### Records from a collection
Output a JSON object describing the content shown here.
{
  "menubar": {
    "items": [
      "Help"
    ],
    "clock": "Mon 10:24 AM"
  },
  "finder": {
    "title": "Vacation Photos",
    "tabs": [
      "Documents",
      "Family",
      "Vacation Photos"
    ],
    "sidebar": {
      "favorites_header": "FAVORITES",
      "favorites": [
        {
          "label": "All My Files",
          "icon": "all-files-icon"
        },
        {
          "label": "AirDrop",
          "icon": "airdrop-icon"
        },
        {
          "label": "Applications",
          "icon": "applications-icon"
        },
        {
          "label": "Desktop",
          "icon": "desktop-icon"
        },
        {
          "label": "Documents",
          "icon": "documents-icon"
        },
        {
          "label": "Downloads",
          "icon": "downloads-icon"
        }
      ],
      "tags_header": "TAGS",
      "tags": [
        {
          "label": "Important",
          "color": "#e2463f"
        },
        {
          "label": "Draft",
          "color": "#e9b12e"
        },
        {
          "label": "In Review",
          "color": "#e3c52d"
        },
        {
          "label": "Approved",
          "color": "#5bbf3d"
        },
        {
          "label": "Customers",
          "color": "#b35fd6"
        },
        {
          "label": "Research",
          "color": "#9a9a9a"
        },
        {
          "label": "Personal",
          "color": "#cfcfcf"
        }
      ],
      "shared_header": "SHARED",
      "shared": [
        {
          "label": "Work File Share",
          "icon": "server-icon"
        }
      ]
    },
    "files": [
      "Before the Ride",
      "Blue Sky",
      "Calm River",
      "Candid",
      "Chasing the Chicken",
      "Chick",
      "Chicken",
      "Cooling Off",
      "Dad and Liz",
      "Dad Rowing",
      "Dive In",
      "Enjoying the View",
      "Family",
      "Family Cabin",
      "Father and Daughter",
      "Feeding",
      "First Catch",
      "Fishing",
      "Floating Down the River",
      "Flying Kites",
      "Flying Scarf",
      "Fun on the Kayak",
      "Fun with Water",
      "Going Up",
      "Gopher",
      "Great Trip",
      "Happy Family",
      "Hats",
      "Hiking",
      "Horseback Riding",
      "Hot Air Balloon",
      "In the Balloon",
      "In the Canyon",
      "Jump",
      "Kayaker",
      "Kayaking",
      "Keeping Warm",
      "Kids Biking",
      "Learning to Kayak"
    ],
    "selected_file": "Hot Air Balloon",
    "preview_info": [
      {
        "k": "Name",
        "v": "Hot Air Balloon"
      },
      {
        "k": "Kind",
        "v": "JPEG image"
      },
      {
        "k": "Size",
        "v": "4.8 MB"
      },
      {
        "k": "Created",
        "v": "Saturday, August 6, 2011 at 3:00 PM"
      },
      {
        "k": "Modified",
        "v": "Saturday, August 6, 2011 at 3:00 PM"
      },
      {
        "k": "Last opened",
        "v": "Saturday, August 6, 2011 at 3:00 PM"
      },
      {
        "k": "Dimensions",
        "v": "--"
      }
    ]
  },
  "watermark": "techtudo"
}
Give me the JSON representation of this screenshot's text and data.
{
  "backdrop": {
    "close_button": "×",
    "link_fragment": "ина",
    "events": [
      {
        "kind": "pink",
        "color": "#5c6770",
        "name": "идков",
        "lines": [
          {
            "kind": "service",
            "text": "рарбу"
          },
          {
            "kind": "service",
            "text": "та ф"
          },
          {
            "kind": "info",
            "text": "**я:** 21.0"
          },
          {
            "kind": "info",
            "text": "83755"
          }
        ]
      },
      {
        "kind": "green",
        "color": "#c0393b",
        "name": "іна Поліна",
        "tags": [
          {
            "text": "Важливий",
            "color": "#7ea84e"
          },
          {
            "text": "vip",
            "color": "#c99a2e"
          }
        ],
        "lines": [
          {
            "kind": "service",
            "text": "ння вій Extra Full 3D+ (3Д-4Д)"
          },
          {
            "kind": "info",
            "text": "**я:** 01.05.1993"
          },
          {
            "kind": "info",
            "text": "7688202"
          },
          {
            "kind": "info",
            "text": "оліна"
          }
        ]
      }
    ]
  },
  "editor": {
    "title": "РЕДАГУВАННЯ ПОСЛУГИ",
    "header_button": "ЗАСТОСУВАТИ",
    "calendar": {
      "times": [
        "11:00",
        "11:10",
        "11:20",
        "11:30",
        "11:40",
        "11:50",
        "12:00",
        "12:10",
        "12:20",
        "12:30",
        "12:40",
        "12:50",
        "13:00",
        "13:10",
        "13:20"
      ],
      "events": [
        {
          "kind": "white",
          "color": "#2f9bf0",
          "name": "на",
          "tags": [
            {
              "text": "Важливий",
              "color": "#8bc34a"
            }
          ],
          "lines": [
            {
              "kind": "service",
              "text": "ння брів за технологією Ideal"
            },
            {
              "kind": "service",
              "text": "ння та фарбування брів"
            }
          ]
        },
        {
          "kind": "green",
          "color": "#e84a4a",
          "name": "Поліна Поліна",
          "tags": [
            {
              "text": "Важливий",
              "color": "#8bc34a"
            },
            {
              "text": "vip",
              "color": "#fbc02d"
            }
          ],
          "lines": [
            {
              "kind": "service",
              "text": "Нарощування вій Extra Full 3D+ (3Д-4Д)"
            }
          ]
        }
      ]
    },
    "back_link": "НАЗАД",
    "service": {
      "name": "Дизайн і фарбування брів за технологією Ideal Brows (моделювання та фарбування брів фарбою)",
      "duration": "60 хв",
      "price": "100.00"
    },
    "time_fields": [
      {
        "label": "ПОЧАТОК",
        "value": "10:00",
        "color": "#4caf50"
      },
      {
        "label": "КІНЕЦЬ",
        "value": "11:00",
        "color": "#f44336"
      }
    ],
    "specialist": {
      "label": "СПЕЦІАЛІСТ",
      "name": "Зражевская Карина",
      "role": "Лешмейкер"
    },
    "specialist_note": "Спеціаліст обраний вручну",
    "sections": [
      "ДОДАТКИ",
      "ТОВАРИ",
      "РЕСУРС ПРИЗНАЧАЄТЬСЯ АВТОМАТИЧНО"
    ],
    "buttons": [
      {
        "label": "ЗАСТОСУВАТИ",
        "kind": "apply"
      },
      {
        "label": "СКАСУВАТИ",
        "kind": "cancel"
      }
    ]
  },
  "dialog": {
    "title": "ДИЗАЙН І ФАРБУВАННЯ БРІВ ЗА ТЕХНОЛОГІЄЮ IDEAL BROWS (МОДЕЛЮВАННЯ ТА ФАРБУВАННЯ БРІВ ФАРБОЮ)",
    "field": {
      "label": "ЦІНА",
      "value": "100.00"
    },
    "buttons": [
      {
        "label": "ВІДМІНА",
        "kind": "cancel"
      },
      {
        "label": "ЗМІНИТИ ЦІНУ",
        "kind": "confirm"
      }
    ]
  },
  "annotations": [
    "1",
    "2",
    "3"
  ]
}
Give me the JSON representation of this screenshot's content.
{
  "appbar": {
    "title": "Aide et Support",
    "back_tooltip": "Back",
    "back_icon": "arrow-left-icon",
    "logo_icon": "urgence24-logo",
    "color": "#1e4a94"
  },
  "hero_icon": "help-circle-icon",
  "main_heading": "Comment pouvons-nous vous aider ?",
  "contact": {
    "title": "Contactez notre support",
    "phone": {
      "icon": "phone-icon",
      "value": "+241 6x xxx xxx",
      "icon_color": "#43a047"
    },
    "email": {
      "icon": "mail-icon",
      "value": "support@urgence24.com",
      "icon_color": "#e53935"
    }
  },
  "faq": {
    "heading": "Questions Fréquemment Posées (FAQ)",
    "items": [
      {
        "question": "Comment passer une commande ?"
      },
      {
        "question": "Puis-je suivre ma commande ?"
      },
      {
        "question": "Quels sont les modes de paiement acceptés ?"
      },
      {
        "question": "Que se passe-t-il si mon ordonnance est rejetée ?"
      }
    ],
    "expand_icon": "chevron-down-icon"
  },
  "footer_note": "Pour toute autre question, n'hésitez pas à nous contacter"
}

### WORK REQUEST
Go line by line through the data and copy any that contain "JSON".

### RESULT OF THIS EXERCISE
Output a JSON object describing the content shown here.
Give me the JSON representation of this screenshot's text and data.
Give me the JSON representation of this screenshot's content.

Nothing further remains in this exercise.